The Hop Bin: An Anthology of Hop Picking in Kent and East Sussex, by Fran & Geoff Doel, published 1 May 2014 (128 pp., The History Press, ISBN-10: 0752493612 & ISBN-13: 9780752493619) accessible at: West Sussex Libraries & East Sussex Libraries
For 400 years Kent and East Sussex were vividly and visibly associated with the cultivation of hops. Fran and Geoff Doel have evoked this bygone world of hopping by gathering together a wide range of social and literary accounts, poems and songs from the Tudor period to the present day, each with a contextual introduction. The selection illustrates both the 'rose-tinted' image and the harsher reality of a distinctive aspect of rural life in the south east.

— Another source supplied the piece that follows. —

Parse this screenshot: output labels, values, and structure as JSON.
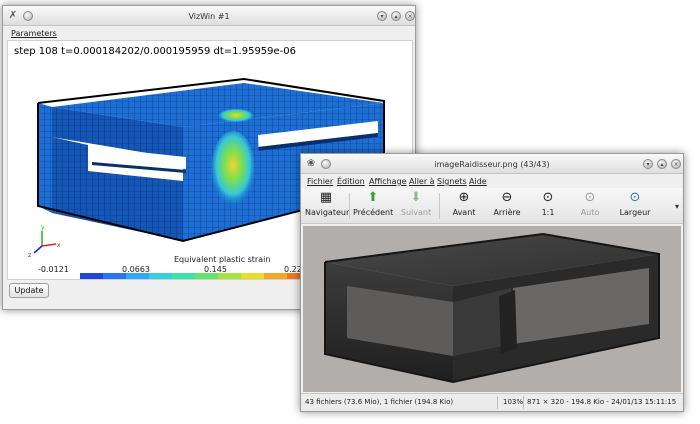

1594-1845 East Sussex Bastardy Papers, compiled by Michael Burchall, published (no date) by Parish Register Transcription Society (Ref: SEBP, CD-ROM)
Chronological extracts from East Sussex Record Office by Michael J Burchall FSG

1662-1862 East Sussex Removal Orders, compiled by Michael Burchall, published (no date) by Parish Register Transcription Society (Ref: SERO, CD-ROM)
Approximately 10,000 East Sussex Removal Orders 1662-1862 transcribed from original records by Michael Burchall FSG, mostly at East Sussex Record Office, but also at West Sussex, Kent and Surrey Record Offices. Families are listed in both dispatching and receiving parish

1810-1854 East Sussex Quarter Sessions, published (no date) by PBN Publications (Ref: PBN76, CD-ROM)
Indexed transcript including criminals' and victims' names, place and date of trial.

East Sussex 1851 Census Index, edited by C. J. Barnes, published (no date) by PBN Publications (Ref: CB23, CD-ROM)
Full details transcribed and indexed by Surname from C June Barnes' series of 23 books of East Sussex.